January’s bitter cold may have wiped out many of the shallow-water corals in the Florida Keys.

Scientists have only begun assessments, but initial reports are bleak. The damage could extend from Key Largo through the Dry Tortugas islands west of Key West, a vast expanse that covers some of the prettiest and healthiest reefs in North America.

Given the depth and duration of the frigid weather, Meaghan Johnson, marine science coordinator for the Nature Conservancy, expected to see losses. But she was stunned by the devastation when she joined a dive team surveying reefs in the Florida Keys National Marine Sanctuary. The divers were looking for “bleaching,” a telltale indicator of temperature stress in corals.

Star and brain corals, large species that can take hundreds of years to grow, were as white and lifeless as bones, frozen to death, she said. Dead sea turtles, eels and parrotfish also littered the bottom.

“Corals didn’t even have a chance to bleach. They just went straight to dead,” Johnson said. “It’s really ecosystem-wide mortality.”

The record chill that gripped South Florida for two weeks took a heavy toll on wildlife -- particularly marine life.

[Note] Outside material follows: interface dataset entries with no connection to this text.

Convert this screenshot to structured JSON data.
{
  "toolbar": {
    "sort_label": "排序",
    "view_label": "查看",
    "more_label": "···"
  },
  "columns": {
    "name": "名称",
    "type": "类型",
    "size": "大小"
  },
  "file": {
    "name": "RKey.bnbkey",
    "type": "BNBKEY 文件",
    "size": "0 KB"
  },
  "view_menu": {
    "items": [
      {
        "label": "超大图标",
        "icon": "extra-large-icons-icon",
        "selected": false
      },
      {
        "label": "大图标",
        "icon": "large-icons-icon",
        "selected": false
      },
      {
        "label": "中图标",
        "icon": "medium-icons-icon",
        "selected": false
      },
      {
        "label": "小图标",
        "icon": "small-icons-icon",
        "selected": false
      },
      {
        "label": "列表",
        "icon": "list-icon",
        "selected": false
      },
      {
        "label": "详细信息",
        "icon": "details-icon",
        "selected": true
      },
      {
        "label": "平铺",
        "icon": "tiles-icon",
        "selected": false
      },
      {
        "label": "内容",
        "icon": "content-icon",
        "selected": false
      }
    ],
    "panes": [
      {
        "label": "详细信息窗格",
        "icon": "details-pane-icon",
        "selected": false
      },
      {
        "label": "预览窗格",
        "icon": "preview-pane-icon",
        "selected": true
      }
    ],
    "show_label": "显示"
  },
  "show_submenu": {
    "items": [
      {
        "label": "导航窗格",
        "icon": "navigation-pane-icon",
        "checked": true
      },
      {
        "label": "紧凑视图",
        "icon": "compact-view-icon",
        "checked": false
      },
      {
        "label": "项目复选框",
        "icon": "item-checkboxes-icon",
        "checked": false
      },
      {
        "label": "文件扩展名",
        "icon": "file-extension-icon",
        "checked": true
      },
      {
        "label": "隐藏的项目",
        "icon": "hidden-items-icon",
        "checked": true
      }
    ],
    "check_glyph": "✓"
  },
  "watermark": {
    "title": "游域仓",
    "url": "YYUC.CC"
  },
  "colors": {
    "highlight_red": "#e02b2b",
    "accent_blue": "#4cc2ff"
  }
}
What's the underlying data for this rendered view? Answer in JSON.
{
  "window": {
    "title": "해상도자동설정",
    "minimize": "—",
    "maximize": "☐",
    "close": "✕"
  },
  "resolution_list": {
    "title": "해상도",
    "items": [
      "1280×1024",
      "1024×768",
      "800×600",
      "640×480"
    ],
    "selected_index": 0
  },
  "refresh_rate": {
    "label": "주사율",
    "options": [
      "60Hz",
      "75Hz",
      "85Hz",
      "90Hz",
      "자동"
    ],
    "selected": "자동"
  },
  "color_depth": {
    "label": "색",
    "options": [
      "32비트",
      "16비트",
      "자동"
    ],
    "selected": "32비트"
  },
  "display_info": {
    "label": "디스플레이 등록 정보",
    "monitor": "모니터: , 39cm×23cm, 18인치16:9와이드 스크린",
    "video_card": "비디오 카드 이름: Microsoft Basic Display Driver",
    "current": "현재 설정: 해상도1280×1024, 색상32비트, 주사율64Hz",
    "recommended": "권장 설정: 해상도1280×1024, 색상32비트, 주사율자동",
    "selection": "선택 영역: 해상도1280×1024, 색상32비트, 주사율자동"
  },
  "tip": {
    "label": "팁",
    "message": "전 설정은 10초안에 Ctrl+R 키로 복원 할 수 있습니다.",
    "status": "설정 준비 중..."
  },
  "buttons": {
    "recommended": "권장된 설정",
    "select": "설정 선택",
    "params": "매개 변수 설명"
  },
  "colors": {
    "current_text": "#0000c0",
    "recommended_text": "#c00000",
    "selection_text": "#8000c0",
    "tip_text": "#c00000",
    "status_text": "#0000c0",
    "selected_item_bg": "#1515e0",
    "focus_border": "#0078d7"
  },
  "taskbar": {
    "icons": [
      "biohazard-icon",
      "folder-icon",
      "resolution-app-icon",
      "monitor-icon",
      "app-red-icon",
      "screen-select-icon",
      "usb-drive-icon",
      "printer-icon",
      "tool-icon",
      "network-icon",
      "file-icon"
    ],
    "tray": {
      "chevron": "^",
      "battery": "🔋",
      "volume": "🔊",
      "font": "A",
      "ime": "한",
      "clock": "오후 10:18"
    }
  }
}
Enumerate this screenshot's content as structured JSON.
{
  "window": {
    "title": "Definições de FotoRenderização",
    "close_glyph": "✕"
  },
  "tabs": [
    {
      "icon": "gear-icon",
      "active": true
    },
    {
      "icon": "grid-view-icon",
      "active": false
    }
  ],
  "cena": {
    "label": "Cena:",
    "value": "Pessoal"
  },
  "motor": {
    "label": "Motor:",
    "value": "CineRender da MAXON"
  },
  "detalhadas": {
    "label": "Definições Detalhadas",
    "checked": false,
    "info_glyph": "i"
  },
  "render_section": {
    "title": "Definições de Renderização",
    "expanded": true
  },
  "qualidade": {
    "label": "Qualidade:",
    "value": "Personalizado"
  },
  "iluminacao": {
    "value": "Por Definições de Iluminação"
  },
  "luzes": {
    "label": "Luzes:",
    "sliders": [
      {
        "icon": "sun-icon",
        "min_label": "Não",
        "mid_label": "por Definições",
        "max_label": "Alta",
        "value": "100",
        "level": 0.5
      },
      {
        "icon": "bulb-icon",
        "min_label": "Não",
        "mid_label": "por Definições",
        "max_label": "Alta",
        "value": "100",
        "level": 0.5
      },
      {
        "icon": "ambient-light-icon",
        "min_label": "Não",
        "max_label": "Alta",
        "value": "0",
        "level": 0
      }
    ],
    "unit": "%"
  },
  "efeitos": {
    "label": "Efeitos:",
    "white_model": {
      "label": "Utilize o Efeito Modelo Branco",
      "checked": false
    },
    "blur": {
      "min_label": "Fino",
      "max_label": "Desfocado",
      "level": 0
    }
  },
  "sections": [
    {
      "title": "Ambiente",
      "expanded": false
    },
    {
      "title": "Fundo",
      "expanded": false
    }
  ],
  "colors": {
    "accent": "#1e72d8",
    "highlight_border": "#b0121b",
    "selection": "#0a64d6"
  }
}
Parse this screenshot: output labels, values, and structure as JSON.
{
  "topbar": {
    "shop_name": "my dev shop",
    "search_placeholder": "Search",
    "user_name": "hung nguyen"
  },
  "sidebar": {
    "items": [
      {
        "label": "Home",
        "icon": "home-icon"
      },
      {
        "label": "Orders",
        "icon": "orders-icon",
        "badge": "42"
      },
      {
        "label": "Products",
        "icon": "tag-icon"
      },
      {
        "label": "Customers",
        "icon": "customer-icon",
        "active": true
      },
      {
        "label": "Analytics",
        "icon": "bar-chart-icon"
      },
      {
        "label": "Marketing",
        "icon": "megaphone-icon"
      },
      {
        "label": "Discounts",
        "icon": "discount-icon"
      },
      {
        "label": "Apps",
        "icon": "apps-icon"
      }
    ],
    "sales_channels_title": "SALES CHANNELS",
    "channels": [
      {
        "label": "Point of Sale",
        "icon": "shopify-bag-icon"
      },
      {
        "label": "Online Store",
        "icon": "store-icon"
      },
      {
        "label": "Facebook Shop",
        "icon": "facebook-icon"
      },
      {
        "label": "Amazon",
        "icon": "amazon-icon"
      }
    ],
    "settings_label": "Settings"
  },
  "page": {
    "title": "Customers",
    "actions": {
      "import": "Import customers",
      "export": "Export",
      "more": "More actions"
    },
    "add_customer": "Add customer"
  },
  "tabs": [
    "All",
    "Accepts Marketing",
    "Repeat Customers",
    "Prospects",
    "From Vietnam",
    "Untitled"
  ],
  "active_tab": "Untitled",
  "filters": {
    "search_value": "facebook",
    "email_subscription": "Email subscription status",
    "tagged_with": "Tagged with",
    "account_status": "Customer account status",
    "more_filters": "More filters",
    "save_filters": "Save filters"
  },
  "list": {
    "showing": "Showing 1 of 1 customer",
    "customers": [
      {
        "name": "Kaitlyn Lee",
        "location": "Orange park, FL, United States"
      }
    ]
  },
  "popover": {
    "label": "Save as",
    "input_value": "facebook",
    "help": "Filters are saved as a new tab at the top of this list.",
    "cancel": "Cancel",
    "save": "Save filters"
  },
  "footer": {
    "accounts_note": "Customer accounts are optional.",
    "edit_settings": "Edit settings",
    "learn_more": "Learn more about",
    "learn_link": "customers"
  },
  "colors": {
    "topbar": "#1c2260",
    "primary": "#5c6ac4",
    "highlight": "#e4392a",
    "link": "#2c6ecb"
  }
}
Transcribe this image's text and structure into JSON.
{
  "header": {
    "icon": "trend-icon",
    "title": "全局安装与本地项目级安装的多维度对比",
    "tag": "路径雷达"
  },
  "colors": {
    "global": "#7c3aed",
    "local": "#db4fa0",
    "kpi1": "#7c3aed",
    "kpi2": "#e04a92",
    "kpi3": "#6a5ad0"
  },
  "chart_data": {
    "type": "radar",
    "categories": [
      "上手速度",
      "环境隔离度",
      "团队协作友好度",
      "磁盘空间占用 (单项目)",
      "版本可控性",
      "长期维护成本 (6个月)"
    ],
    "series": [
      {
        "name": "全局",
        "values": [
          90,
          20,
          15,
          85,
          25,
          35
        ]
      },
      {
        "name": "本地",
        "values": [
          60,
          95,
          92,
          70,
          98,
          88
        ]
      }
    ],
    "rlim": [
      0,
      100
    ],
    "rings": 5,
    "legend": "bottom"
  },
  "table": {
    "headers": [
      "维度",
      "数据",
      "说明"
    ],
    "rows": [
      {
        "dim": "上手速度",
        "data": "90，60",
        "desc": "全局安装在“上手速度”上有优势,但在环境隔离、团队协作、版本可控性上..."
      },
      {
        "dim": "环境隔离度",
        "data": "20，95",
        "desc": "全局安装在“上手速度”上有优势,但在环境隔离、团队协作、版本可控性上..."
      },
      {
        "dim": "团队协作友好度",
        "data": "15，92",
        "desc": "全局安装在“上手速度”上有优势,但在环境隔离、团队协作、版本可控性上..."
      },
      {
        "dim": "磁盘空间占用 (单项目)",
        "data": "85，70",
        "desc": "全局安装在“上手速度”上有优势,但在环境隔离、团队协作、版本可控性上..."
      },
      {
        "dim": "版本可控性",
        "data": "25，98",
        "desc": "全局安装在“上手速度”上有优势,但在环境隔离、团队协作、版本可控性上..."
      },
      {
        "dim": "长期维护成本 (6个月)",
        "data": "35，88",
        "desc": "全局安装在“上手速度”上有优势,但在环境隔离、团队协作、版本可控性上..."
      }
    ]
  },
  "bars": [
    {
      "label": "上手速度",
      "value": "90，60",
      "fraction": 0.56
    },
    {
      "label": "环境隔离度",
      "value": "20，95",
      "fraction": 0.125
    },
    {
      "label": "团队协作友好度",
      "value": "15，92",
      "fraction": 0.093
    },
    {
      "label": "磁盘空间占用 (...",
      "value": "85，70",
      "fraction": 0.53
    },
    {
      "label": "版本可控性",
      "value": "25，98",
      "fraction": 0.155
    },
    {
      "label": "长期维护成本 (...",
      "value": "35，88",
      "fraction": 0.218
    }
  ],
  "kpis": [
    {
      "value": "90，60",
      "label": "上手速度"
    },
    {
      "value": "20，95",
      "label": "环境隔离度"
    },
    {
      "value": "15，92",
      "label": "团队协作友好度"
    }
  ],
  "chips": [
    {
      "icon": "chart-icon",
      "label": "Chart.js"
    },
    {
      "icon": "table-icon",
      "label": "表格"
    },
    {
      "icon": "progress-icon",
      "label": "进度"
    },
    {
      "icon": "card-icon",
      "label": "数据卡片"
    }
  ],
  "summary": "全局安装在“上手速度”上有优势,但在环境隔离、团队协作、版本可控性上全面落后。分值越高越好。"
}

The Florida Fish and Wildlife Conservation Commission reported that a record number of endangered manatees had succumbed to the cold this year -- 77, according to a preliminary review. The previous record, 56, was set last year.

The warm Gulf Stream is believed to have protected deeper areas, but shallower reefs took a serious, perhaps unprecedented, hit, said Billy Causey of the National Oceanic and Atmospheric Administration.

Coral-bleaching has struck the Keys in the past, most recently twice in the 1990s, preceding a die-off that claimed 30% of the reef tract. But those events, along with others that have hit reefs around the world, have usually been triggered by water hotter than corals typically tolerate.

Healthy corals depend on a symbiotic relationship between polyps, the living tissues that slowly build the hard outer skeletons that give species distinctive shapes, and algae called zooxanthellae that give corals their vibrant colors. But when ocean temperatures are too hot or cold for too long, corals shed that algae, turning dull or a bleached bone-white.

The effect usually doesn’t kill coral immediately but can weaken it, slowing growth and leaving reefs more vulnerable to diseases, pollution and damage from boaters and divers.

Cold-water bleaching last occurred in 1977, when it snowed in Miami, killing hundreds of acres of staghorn and elkhorn corals across the Keys. Neither species has recovered, and in 2006, both became the first corals to be listed as threatened under the federal Endangered Species Act.

This year’s big chill, Causey said, shapes up worse.

“They were exposed to temperatures much colder, that went on longer, than what they were exposed to three decades ago,” he said.

Typical winter lows in-shore hover in the mid- to high 60s in the Keys. During this cold spell, a Key Largo reef monitor recorded 52.

Morgan writes for the Miami Herald.